Task prompt: The records below must be repeated exactly, but without their pictures.
•••••
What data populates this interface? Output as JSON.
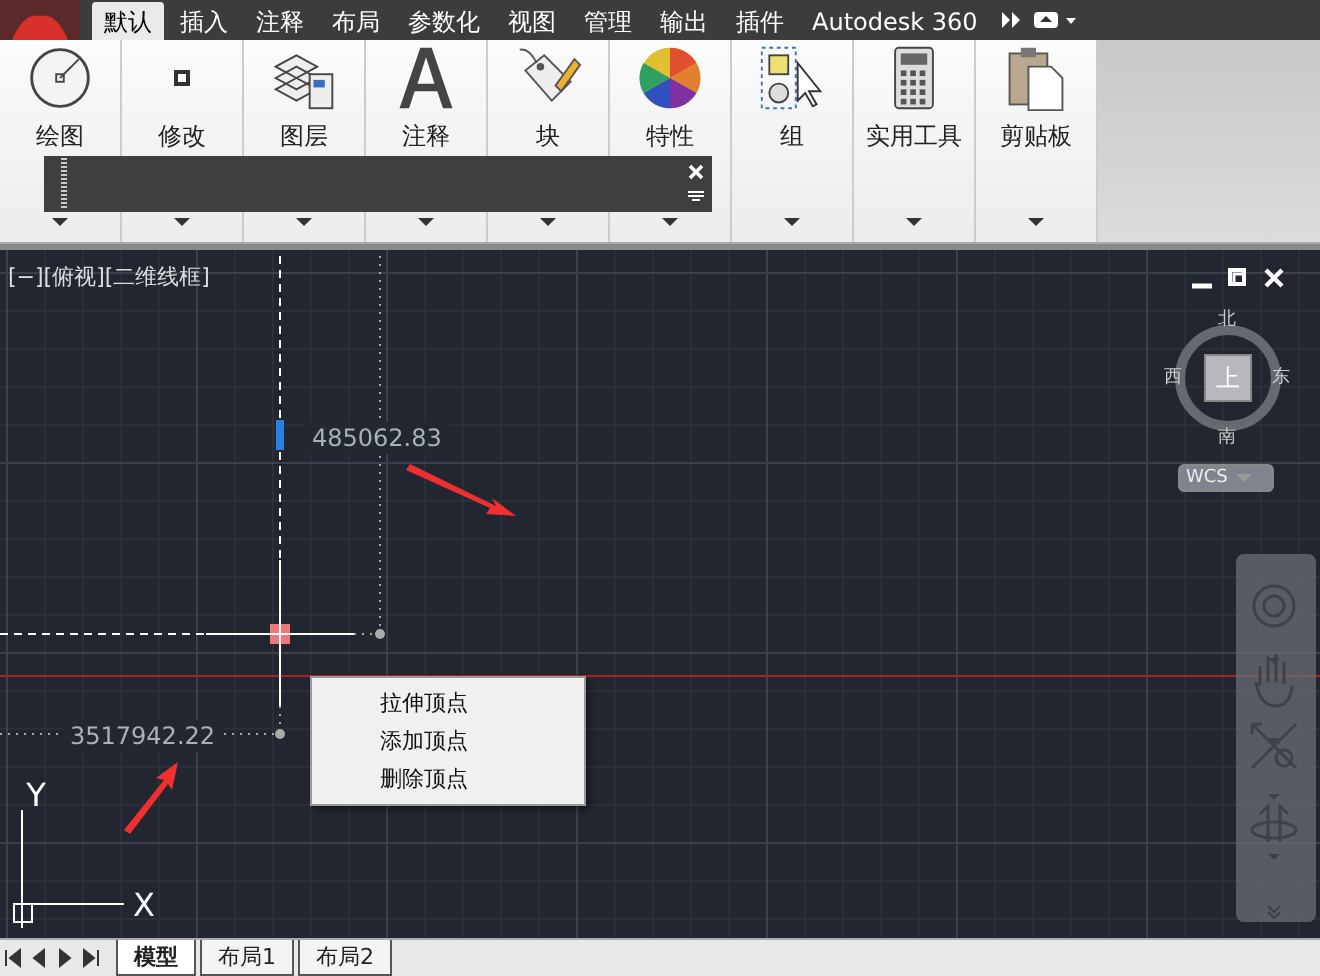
{
  "ribbon_tabs": [
    {
      "label": "默认",
      "selected": true
    },
    {
      "label": "插入",
      "selected": false
    },
    {
      "label": "注释",
      "selected": false
    },
    {
      "label": "布局",
      "selected": false
    },
    {
      "label": "参数化",
      "selected": false
    },
    {
      "label": "视图",
      "selected": false
    },
    {
      "label": "管理",
      "selected": false
    },
    {
      "label": "输出",
      "selected": false
    },
    {
      "label": "插件",
      "selected": false
    },
    {
      "label": "Autodesk 360",
      "selected": false
    }
  ],
  "ribbon_panels": [
    {
      "label": "绘图",
      "kind": "draw"
    },
    {
      "label": "修改",
      "kind": "modify"
    },
    {
      "label": "图层",
      "kind": "layers"
    },
    {
      "label": "注释",
      "kind": "annotate"
    },
    {
      "label": "块",
      "kind": "block"
    },
    {
      "label": "特性",
      "kind": "properties"
    },
    {
      "label": "组",
      "kind": "group"
    },
    {
      "label": "实用工具",
      "kind": "utilities"
    },
    {
      "label": "剪贴板",
      "kind": "clipboard"
    }
  ],
  "viewport": {
    "label": "[−][俯视][二维线框]",
    "compass": {
      "north": "北",
      "south": "南",
      "east": "东",
      "west": "西",
      "face": "上"
    },
    "ucs_menu": "WCS",
    "dimension_inputs": [
      "485062.83",
      "3517942.22"
    ],
    "context_menu": [
      "拉伸顶点",
      "添加顶点",
      "删除顶点"
    ],
    "ucs_axes": {
      "y": "Y",
      "x": "X"
    }
  },
  "layout_tabs": [
    {
      "label": "模型",
      "selected": true
    },
    {
      "label": "布局1",
      "selected": false
    },
    {
      "label": "布局2",
      "selected": false
    }
  ]
}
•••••
Answer area:
What data populates this interface? Output as JSON.
{
  "ribbon_tabs": [
    {
      "label": "默认",
      "selected": true
    },
    {
      "label": "插入",
      "selected": false
    },
    {
      "label": "注释",
      "selected": false
    },
    {
      "label": "布局",
      "selected": false
    },
    {
      "label": "参数化",
      "selected": false
    },
    {
      "label": "视图",
      "selected": false
    },
    {
      "label": "管理",
      "selected": false
    },
    {
      "label": "输出",
      "selected": false
    },
    {
      "label": "插件",
      "selected": false
    },
    {
      "label": "Autodesk 360",
      "selected": false
    }
  ],
  "ribbon_panels": [
    {
      "label": "绘图",
      "kind": "draw"
    },
    {
      "label": "修改",
      "kind": "modify"
    },
    {
      "label": "图层",
      "kind": "layers"
    },
    {
      "label": "注释",
      "kind": "annotate"
    },
    {
      "label": "块",
      "kind": "block"
    },
    {
      "label": "特性",
      "kind": "properties"
    },
    {
      "label": "组",
      "kind": "group"
    },
    {
      "label": "实用工具",
      "kind": "utilities"
    },
    {
      "label": "剪贴板",
      "kind": "clipboard"
    }
  ],
  "viewport": {
    "label": "[−][俯视][二维线框]",
    "compass": {
      "north": "北",
      "south": "南",
      "east": "东",
      "west": "西",
      "face": "上"
    },
    "ucs_menu": "WCS",
    "dimension_inputs": [
      "485062.83",
      "3517942.22"
    ],
    "context_menu": [
      "拉伸顶点",
      "添加顶点",
      "删除顶点"
    ],
    "ucs_axes": {
      "y": "Y",
      "x": "X"
    }
  },
  "layout_tabs": [
    {
      "label": "模型",
      "selected": true
    },
    {
      "label": "布局1",
      "selected": false
    },
    {
      "label": "布局2",
      "selected": false
    }
  ]
}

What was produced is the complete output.